Matthew Zapruder is the author, most recently, of Why Poetry, a memoir about poetry (Ecco/Harper Collins, 2017), and the volume Sun Bear (Copper Canyon, 2014). Zapruder has published three other collections of poetry and collaborated with painter Chris Uphues on For You in Full Bloom (2009). He co-translated the Romanian poet Eugen Jebeleanu’s last collection, Secret Weapon: Selected Late Poems (Coffee House, 2008). His books have been selected as top five poetry books by Publishers Weekly and top ten poetry volumes of the year by Library Journal; he also won the William Carlos Williams Award from the Poetry Society of America in 2006. An Associate Professor at Saint Mary’s College of California, he is also editor at large at Wave Books, and from 2016-2017 held the position of Editor of the Poetry Column for the New York Times Magazine. He also plays lead guitar in The Figments, a Western Massachusetts–based rock band.

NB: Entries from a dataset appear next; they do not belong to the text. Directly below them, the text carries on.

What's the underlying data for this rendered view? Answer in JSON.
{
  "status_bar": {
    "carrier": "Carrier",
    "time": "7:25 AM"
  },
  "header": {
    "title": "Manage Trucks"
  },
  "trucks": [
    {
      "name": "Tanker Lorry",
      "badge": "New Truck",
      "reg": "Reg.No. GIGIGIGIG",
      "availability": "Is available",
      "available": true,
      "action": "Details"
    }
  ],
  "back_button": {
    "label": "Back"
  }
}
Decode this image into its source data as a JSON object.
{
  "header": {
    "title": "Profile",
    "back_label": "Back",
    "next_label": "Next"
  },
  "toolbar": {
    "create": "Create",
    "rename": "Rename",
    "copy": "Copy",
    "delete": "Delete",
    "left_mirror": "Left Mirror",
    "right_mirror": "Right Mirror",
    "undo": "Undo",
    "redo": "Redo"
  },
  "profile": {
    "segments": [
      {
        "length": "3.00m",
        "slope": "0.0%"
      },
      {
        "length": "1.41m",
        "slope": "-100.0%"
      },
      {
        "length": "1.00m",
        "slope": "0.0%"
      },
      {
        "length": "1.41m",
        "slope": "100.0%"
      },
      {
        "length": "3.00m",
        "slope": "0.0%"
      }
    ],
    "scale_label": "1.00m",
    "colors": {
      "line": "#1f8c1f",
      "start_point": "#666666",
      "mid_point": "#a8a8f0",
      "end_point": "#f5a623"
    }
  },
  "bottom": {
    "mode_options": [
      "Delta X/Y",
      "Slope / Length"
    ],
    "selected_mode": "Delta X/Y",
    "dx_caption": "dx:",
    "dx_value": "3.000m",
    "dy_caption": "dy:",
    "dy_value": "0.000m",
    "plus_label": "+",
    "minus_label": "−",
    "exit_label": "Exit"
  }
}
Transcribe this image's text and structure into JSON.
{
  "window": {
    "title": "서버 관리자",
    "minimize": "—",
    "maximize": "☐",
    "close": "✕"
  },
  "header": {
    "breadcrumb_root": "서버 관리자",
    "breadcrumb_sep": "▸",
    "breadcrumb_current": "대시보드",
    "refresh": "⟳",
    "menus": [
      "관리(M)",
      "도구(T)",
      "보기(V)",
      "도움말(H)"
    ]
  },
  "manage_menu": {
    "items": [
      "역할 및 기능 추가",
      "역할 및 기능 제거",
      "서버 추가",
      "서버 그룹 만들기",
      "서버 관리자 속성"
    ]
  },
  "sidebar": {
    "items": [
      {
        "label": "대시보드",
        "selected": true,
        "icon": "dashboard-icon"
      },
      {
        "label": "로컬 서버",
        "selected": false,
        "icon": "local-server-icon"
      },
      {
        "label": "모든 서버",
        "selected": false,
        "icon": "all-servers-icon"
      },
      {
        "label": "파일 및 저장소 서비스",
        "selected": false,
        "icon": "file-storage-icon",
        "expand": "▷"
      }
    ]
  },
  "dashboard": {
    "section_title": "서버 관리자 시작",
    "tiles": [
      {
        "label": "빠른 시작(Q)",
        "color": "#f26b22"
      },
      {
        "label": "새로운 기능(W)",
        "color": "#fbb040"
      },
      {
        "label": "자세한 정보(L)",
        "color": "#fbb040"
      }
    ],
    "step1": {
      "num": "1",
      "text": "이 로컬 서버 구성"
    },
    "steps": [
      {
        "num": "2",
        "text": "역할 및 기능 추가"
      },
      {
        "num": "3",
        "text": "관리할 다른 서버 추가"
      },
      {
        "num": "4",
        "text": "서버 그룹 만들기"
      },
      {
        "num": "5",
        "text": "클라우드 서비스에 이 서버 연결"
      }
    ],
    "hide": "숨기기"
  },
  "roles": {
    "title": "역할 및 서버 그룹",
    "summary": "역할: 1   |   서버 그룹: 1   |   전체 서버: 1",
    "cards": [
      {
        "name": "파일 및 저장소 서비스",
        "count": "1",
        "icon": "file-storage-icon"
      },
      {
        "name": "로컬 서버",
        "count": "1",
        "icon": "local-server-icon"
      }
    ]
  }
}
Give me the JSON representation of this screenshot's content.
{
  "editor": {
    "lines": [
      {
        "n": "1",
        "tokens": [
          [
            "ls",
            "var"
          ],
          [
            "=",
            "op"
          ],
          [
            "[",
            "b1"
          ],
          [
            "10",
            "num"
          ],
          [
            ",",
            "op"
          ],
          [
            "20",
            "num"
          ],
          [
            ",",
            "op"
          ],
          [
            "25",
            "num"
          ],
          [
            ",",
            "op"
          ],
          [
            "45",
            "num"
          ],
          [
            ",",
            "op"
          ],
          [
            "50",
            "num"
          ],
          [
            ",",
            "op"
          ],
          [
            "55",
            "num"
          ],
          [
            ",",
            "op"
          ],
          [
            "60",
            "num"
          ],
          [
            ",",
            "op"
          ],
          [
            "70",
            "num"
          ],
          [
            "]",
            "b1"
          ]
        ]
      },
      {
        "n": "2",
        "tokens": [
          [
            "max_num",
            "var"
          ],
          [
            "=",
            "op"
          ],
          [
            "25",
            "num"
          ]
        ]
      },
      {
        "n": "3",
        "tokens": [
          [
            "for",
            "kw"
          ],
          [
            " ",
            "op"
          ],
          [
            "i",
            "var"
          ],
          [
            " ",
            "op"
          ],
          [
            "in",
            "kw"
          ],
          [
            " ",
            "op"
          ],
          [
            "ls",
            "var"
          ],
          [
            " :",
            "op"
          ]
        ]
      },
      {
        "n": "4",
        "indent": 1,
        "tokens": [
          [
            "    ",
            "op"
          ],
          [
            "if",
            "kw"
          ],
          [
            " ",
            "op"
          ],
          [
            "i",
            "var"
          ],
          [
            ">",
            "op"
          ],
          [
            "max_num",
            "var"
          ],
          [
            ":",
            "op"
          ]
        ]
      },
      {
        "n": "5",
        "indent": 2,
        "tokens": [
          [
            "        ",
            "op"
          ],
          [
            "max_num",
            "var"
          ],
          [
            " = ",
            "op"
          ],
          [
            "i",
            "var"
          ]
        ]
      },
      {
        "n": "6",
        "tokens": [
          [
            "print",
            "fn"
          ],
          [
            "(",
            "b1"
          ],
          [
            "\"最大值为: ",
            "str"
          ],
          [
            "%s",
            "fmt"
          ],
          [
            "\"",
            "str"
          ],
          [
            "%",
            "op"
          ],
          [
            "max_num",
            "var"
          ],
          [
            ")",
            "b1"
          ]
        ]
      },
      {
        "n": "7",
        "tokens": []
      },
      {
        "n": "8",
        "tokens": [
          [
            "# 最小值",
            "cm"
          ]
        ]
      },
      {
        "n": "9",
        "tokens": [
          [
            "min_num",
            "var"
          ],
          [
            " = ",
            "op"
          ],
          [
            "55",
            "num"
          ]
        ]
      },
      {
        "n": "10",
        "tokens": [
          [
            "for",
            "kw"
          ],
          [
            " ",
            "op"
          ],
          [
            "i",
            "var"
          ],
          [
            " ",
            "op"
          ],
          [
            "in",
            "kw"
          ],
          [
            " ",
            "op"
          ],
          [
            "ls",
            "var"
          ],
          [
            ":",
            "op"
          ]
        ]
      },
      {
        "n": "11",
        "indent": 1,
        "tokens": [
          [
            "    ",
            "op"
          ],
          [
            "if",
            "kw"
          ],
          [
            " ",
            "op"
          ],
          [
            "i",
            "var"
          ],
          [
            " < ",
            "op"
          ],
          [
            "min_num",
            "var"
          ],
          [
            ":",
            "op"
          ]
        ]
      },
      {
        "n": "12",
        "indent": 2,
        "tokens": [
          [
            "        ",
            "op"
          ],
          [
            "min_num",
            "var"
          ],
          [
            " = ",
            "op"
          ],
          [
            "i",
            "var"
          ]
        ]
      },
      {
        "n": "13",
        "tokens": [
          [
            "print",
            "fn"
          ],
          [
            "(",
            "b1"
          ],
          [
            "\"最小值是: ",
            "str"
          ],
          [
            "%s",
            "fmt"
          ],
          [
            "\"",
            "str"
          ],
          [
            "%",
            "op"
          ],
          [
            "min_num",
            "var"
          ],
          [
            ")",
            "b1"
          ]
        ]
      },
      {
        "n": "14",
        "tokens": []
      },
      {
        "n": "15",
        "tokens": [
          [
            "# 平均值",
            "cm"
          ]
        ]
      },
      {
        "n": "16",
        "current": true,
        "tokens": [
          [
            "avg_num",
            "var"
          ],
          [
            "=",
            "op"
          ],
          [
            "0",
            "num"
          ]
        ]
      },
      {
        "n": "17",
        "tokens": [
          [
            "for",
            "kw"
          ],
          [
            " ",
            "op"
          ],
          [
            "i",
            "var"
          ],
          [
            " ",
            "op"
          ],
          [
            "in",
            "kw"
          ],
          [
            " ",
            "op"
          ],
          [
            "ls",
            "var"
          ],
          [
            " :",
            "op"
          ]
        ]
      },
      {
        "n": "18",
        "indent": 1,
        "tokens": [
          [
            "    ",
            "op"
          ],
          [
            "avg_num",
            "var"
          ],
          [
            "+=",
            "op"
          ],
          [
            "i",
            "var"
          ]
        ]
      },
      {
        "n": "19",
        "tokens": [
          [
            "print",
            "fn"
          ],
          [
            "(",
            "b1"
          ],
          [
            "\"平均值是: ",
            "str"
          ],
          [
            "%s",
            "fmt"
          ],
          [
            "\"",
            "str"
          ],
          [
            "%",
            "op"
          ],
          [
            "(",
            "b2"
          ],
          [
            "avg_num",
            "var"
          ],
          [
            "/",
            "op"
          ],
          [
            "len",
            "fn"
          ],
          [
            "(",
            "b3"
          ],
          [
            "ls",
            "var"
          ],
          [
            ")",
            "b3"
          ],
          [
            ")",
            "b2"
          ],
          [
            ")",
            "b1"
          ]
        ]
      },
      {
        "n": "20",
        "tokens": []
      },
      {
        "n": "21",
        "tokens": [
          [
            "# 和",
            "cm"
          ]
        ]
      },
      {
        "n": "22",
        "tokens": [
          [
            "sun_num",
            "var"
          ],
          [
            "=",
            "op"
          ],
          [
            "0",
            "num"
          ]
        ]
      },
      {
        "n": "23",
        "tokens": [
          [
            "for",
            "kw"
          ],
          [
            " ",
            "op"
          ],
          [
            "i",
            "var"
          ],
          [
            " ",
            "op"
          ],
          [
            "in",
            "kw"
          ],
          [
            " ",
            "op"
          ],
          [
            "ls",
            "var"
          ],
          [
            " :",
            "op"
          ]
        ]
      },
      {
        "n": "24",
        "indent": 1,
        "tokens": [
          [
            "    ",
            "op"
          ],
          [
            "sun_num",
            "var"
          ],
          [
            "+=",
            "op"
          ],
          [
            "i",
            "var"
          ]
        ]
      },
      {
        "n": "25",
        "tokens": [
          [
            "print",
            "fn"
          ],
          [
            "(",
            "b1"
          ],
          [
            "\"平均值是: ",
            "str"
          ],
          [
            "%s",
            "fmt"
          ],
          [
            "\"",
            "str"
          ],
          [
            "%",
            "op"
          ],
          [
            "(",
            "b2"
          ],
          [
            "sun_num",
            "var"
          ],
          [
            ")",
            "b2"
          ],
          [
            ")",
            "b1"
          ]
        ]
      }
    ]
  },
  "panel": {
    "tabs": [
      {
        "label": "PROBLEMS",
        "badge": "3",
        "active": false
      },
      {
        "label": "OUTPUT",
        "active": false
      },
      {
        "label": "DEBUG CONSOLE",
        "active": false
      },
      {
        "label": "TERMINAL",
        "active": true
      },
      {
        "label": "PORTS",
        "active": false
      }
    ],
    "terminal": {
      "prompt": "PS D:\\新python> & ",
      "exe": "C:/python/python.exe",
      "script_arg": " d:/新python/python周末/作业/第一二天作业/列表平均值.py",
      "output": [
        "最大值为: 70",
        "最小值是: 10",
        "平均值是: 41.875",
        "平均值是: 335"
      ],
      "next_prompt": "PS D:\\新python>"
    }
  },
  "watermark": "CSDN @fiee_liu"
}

Special guests & evening events
Sunday, 6:30 p.m.:
The Bobby Ingano Quartet: The father-and-son virtuosi Kaipo and Adam Asing accompany steel guitar master Bobby Ingano and legendary guitarist Kuki Among to play traditional Hawaiian music in what is referred to as “the Territorial style.” In the strains of their renditions of beloved classics, you will hear traces of jazz, swing, and even country, as well as echoes of the greats of yesteryear: Alfred Apaka, Jerry Byrd, David “Feet” Rogers, and Gabby Pahinui. They will serenade us , honoring requests and accompanying hula dancers in the crowd. The Asings play with the Royal Hawaiian Band, and all four musicians have been regulars at many of Honolulu’s famous rooms, like The Halekulani’s Room without a Key and the Waikīkī Marriott’s Moana Terrace. They also play every Monday night at Dot’s, in nearby Wahiawa.
Monday, 7 p.m.:
Why Poetry: An impassioned call for a return to verse. Award-winning poet, editor, translator, and professor Matthew Zapruder shares his story of a life in poetry, in a reading and Q & A with the audience. (7 p.m. Free and open to the public.)
Wednesday, 7 p.m.:
One Voice: The Kamehameha Schools Song Contest. Join independent filmmaker and hula dancer Lisette Marie Flanary for a screening and discussion of her award-winning film. The writer, director, and producer of Lehua Films, Lisette creates documentaries that celebrate a modern renaissance of the hula dance and Hawaiian culture. Her film credits include American Aloha: Hula Beyond Hawai‘i, Nā Kamalei: The Men of Hula, as well as One Voice. She is currently in post-production on the third film in her hula trilogy entitled Tokyo Hula. Lisette is an Associate Professor at the Academy for Creative Media at the University of Hawaiʻi and was recently awarded the Board of Regents’s Medal for Excellence in Teaching in 2016.
Thursday afternoon and evening:
Hawaiian Featherwork and Make-your-own-lei Session. Master craftsman Herman Kekoka’oiwinani Mossman Tachera studied and developed his knowledge in Hawaiian feather art under the guidance of the late Mary Louise Kaleonahenahe Kekuewa and Paulette Nohealani Kahalepuna, who are considered the foremost masters the art. He has over eighteen years of experience and has conducted workshops throughout Hawaii, the U.S. mainland, Japan, Taiwan, and Korea. In January 2016 he was artist-in-residence at the de Young Museum in San Francisco during a special exhibition there. He will talk story, show you his exquisite work, and guide you in making your own flower lei.